“Grain and new wine” is an automatic combination throughout the Hebrew Bible (cf. e.g., Genesis 27:28, 37; Numbers 12:27; Deuteronomy 7:13; 2 Kings 18:32; 2 Chronicles 31:5; 32:28; Isaiah 62:8; Hosea 2:8). Grain (dagan) is almost never used without “wine,” and when it happens you know something is wrong.
As in Nehemiah 5, when some Jews become so poor that they have to sell their children into slavery to get “grain.” Nehemiah castigates the predatory Jews who are enslaving brothers. When he demands that they return property to their poor brothers, he demands that they restore not only grain but also new wine and oil (5:11). Poor Jews have been deprived of necessities, but Nehemiah is not content to provide sustenance food. He insists that they should enjoy the drink of celebration as well.
Nearly all the other instances where “grain” occurs without “wine,” the context refers to famine or the end of famine (Ezekiel 36:29; Joel 1:17).
All of which suggests some sacramental applications: First, we could spin out a Eucharistic theology from the uses of the phrase “grain and wine” or “grain and new wine.” Grain and new wine are expressions of Yahweh’s love for Israel (Deuteronomy 7:13), a gift to priests (Numbers 18:12, 27), the product of Yahweh’s generous gift of heavenly rain (Deuteronomy 11:14).
Second, and practically, this gives us further reason to be opposed to communion in one kind.
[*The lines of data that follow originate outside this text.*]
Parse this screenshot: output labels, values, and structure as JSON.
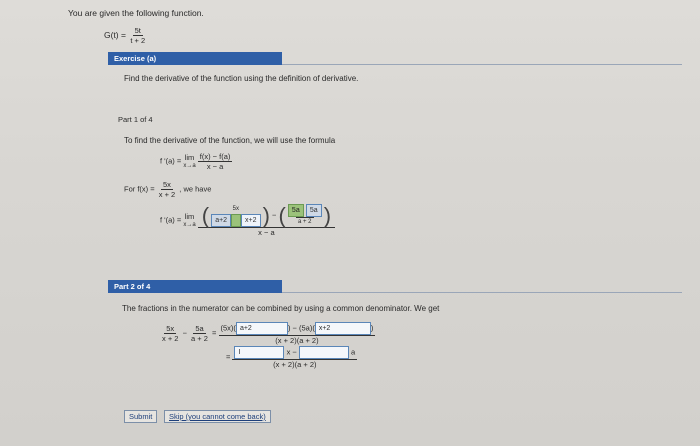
{
  "intro_text": "You are given the following function.",
  "function": {
    "lhs": "G(t) =",
    "num": "5t",
    "den": "t + 2"
  },
  "exercise": {
    "label": "Exercise (a)",
    "task": "Find the derivative of the function using the definition of derivative."
  },
  "part1": {
    "label": "Part 1 of 4",
    "intro": "To find the derivative of the function, we will use the formula",
    "formula": {
      "lhs": "f '(a) =",
      "lim": "lim",
      "lim_sub": "x→a",
      "num": "f(x) − f(a)",
      "den": "x − a"
    },
    "for_line": {
      "prefix": "For f(x) =",
      "num": "5x",
      "den": "x + 2",
      "suffix": ", we have"
    },
    "limit_expr": {
      "lhs": "f '(a) =",
      "lim": "lim",
      "lim_sub": "x→a",
      "top_num": "5x",
      "box_a_plus_2": "a+2",
      "box_x_plus_2": "x+2",
      "box_5a_green": "5a",
      "box_5a_filled": "5a",
      "small_den": "a + 2",
      "minus": "−",
      "bottom_den": "x − a"
    }
  },
  "part2": {
    "label": "Part 2 of 4",
    "intro": "The fractions in the numerator can be combined by using a common denominator. We get",
    "lhs_a_num": "5x",
    "lhs_a_den": "x + 2",
    "lhs_b_num": "5a",
    "lhs_b_den": "a + 2",
    "minus": "−",
    "equals": "=",
    "num_prefix": "(5x)(",
    "input_a_value": "a+2",
    "num_mid": ") − (5a)(",
    "input_b_value": "x+2",
    "num_suffix": ")",
    "den1": "(x + 2)(a + 2)",
    "row2_x": "x −",
    "row2_a": "a",
    "den2": "(x + 2)(a + 2)"
  },
  "buttons": {
    "submit": "Submit",
    "skip": "Skip (you cannot come back)"
  }
}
Israel receives grain without wine only during times of famine, so communion in one kind is a sort of institutionalized famine for the church. Luther was a Nehemiah: Give them their bread, and also their new wine!